**TASK BRIEF**
Each entry below should be retyped exactly as given.

─── PROVIDED RECORDS ───

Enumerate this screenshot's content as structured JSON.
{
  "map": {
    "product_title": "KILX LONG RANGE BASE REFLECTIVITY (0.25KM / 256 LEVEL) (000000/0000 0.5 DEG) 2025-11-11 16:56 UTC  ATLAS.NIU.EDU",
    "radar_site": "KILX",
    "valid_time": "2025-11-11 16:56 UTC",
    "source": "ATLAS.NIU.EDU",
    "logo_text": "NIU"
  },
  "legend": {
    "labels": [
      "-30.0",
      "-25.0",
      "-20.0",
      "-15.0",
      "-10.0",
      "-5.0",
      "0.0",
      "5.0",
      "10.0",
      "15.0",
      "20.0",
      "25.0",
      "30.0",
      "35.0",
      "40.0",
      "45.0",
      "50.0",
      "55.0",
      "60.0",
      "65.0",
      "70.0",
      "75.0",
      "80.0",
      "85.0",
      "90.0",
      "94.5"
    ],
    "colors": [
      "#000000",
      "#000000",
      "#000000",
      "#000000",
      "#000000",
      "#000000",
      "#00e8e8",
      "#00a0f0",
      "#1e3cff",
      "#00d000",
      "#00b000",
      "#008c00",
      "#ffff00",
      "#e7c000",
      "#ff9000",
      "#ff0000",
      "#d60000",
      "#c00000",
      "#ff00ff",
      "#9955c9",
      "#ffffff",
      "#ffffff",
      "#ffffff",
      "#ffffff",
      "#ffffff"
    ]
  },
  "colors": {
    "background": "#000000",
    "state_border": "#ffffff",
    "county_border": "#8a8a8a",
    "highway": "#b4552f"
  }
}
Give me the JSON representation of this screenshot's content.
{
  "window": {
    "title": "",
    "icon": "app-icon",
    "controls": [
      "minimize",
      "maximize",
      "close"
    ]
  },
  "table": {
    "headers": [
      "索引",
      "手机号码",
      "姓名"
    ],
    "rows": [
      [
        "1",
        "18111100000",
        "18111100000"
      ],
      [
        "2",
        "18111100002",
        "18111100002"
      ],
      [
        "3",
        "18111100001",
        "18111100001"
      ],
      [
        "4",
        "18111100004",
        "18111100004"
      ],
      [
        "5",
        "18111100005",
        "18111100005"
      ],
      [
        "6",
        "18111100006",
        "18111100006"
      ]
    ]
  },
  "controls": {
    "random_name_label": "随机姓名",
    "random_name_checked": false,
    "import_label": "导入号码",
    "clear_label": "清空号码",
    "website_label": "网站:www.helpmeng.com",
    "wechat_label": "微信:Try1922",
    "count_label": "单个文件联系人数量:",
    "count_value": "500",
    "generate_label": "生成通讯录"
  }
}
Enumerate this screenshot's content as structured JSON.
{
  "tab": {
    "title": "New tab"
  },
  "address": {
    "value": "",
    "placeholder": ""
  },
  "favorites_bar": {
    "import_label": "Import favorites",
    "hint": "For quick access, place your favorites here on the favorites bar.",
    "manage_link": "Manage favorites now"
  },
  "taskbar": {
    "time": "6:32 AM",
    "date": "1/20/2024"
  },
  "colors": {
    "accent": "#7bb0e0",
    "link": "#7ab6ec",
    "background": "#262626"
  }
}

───

**SOLUTION TO THE PROBLEM**
Enumerate this screenshot's content as structured JSON.
{
  "map": {
    "product_title": "KILX LONG RANGE BASE REFLECTIVITY (0.25KM / 256 LEVEL) (000000/0000 0.5 DEG) 2025-11-11 16:56 UTC  ATLAS.NIU.EDU",
    "radar_site": "KILX",
    "valid_time": "2025-11-11 16:56 UTC",
    "source": "ATLAS.NIU.EDU",
    "logo_text": "NIU"
  },
  "legend": {
    "labels": [
      "-30.0",
      "-25.0",
      "-20.0",
      "-15.0",
      "-10.0",
      "-5.0",
      "0.0",
      "5.0",
      "10.0",
      "15.0",
      "20.0",
      "25.0",
      "30.0",
      "35.0",
      "40.0",
      "45.0",
      "50.0",
      "55.0",
      "60.0",
      "65.0",
      "70.0",
      "75.0",
      "80.0",
      "85.0",
      "90.0",
      "94.5"
    ],
    "colors": [
      "#000000",
      "#000000",
      "#000000",
      "#000000",
      "#000000",
      "#000000",
      "#00e8e8",
      "#00a0f0",
      "#1e3cff",
      "#00d000",
      "#00b000",
      "#008c00",
      "#ffff00",
      "#e7c000",
      "#ff9000",
      "#ff0000",
      "#d60000",
      "#c00000",
      "#ff00ff",
      "#9955c9",
      "#ffffff",
      "#ffffff",
      "#ffffff",
      "#ffffff",
      "#ffffff"
    ]
  },
  "colors": {
    "background": "#000000",
    "state_border": "#ffffff",
    "county_border": "#8a8a8a",
    "highway": "#b4552f"
  }
}
Give me the JSON representation of this screenshot's content.
{
  "window": {
    "title": "",
    "icon": "app-icon",
    "controls": [
      "minimize",
      "maximize",
      "close"
    ]
  },
  "table": {
    "headers": [
      "索引",
      "手机号码",
      "姓名"
    ],
    "rows": [
      [
        "1",
        "18111100000",
        "18111100000"
      ],
      [
        "2",
        "18111100002",
        "18111100002"
      ],
      [
        "3",
        "18111100001",
        "18111100001"
      ],
      [
        "4",
        "18111100004",
        "18111100004"
      ],
      [
        "5",
        "18111100005",
        "18111100005"
      ],
      [
        "6",
        "18111100006",
        "18111100006"
      ]
    ]
  },
  "controls": {
    "random_name_label": "随机姓名",
    "random_name_checked": false,
    "import_label": "导入号码",
    "clear_label": "清空号码",
    "website_label": "网站:www.helpmeng.com",
    "wechat_label": "微信:Try1922",
    "count_label": "单个文件联系人数量:",
    "count_value": "500",
    "generate_label": "生成通讯录"
  }
}
Enumerate this screenshot's content as structured JSON.
{
  "tab": {
    "title": "New tab"
  },
  "address": {
    "value": "",
    "placeholder": ""
  },
  "favorites_bar": {
    "import_label": "Import favorites",
    "hint": "For quick access, place your favorites here on the favorites bar.",
    "manage_link": "Manage favorites now"
  },
  "taskbar": {
    "time": "6:32 AM",
    "date": "1/20/2024"
  },
  "colors": {
    "accent": "#7bb0e0",
    "link": "#7ab6ec",
    "background": "#262626"
  }
}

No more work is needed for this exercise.